* INSTRUCTIONS FOR THE TASK *
Filter the records below for the word "Release". Copy each line that holds it.

* RECORDED INFORMATION *
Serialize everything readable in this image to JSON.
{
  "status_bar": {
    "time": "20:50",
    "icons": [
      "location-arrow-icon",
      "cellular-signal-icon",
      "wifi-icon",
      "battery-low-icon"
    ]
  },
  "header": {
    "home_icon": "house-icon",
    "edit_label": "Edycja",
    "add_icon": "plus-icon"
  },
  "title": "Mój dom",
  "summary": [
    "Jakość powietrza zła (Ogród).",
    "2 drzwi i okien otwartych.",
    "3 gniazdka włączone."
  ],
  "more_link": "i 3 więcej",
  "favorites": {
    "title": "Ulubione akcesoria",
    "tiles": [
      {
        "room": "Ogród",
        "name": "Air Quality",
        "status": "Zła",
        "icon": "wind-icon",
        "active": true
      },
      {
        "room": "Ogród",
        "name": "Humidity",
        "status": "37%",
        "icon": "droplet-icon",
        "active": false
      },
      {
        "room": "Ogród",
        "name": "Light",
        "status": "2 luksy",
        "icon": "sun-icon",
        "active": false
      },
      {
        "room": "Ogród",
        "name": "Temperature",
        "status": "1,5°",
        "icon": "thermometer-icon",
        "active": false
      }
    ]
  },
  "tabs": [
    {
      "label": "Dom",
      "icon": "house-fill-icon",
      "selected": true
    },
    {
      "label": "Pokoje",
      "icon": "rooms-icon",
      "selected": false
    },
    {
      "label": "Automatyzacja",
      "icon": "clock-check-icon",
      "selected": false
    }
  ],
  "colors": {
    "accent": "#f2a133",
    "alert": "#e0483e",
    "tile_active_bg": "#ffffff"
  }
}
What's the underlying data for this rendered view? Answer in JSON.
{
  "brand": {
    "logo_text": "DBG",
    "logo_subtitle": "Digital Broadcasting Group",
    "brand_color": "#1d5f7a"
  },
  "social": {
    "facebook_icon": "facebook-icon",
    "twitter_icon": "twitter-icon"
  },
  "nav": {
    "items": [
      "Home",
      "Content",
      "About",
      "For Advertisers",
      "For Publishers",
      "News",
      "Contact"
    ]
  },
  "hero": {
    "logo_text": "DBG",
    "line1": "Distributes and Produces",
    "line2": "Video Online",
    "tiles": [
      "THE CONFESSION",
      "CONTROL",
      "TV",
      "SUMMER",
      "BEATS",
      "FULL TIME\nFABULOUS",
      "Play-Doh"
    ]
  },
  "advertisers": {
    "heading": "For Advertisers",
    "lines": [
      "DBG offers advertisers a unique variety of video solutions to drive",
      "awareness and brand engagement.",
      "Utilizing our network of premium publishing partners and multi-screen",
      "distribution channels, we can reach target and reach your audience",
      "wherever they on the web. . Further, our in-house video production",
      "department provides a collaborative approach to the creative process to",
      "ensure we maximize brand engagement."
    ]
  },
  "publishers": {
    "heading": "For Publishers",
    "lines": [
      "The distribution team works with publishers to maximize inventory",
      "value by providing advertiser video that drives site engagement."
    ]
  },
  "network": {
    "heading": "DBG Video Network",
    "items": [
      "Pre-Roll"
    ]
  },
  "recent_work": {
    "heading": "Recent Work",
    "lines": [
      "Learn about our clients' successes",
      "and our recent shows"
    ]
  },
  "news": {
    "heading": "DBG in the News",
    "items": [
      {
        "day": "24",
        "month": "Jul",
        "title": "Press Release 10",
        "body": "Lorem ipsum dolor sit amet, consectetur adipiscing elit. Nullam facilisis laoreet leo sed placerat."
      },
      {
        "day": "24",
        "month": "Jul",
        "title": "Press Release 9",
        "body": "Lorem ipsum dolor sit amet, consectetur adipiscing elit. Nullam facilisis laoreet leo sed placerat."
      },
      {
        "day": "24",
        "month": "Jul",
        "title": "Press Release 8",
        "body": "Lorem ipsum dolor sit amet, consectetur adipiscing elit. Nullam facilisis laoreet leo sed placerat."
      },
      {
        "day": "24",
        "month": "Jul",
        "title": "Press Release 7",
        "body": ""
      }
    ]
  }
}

* ANSWER BELOW *
        "title": "Press Release 10",
        "title": "Press Release 9",
        "title": "Press Release 8",
        "title": "Press Release 7",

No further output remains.